### [Work order]
Each line in the records below that has the word "icon" should be copied.

### [The input]
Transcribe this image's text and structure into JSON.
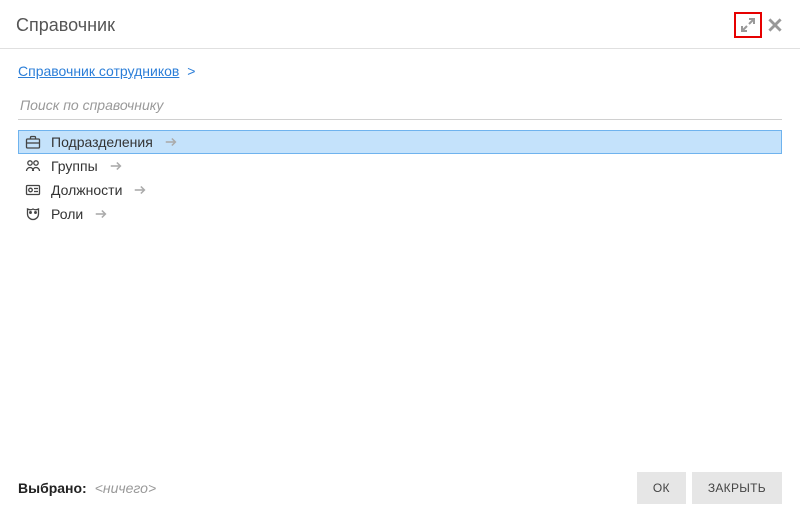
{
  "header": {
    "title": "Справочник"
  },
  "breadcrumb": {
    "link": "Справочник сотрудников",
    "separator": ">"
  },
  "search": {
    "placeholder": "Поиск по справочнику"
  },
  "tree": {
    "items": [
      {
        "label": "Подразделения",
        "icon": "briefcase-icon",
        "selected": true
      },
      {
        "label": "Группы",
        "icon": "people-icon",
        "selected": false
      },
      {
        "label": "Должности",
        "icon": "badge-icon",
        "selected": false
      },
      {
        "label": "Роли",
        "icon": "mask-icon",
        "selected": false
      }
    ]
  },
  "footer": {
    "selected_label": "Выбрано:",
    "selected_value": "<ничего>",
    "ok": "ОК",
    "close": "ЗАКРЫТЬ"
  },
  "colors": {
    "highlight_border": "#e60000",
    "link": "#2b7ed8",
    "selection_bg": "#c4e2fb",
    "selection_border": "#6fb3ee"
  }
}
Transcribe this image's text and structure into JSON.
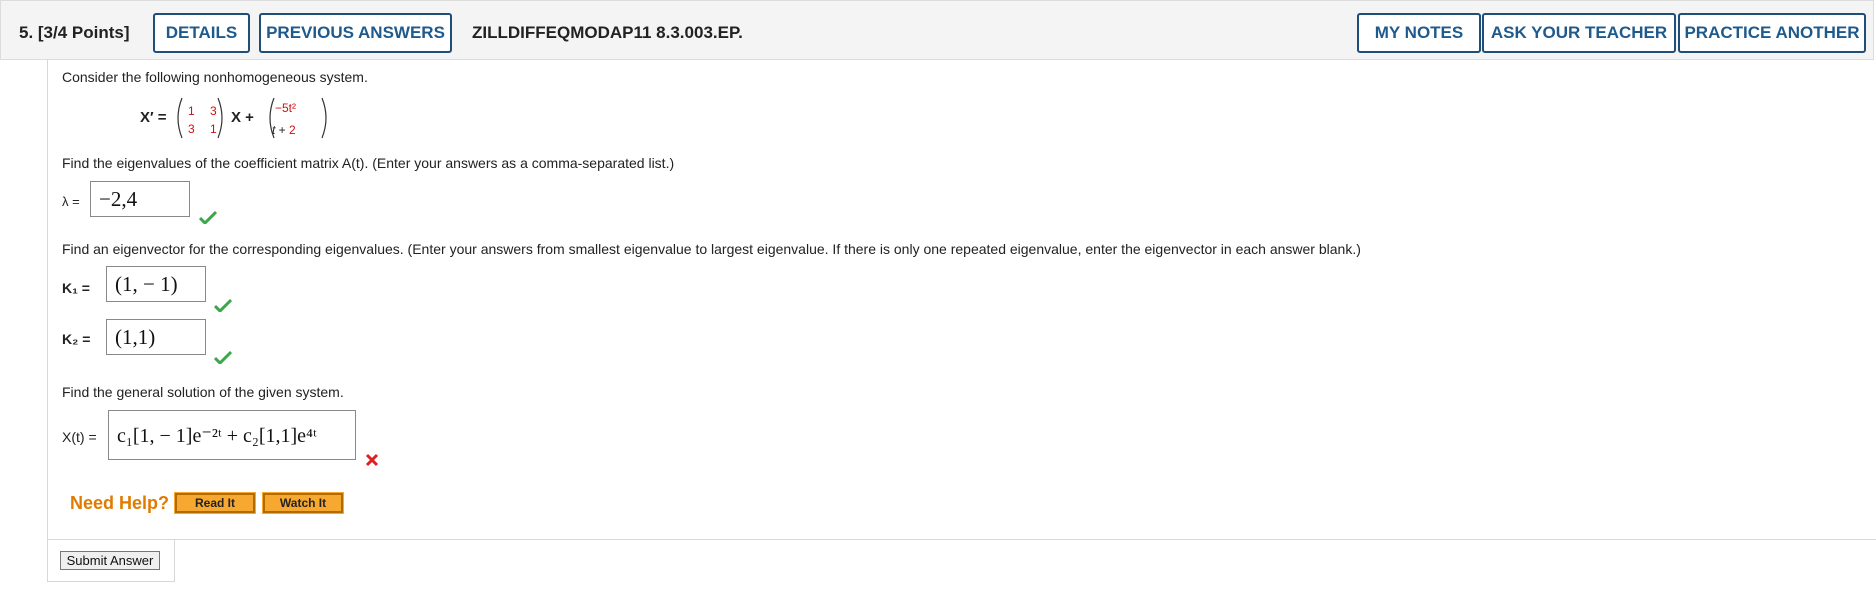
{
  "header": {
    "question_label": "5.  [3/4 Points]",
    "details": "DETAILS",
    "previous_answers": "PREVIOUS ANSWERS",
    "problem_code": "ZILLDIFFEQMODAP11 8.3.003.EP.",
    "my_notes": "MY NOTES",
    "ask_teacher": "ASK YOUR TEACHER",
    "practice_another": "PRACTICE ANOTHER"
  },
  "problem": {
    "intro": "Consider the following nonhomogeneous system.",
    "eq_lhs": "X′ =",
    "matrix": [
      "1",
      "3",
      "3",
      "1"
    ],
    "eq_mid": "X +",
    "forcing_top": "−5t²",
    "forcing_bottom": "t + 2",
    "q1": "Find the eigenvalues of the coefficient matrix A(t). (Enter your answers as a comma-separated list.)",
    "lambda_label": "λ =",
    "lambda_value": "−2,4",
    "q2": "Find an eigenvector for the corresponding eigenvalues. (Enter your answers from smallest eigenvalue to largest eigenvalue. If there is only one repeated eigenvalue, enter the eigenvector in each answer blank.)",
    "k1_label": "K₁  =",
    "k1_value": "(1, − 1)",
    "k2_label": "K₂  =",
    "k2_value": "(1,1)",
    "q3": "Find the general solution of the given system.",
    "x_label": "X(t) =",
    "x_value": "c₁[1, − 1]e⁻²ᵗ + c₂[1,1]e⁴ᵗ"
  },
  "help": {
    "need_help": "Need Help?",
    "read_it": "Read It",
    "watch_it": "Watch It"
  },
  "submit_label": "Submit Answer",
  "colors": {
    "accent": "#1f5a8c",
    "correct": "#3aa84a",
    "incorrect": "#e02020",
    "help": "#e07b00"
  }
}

### [Task output]
        "icon": "briefcase-icon",
        "icon": "people-icon",
        "icon": "badge-icon",
        "icon": "mask-icon",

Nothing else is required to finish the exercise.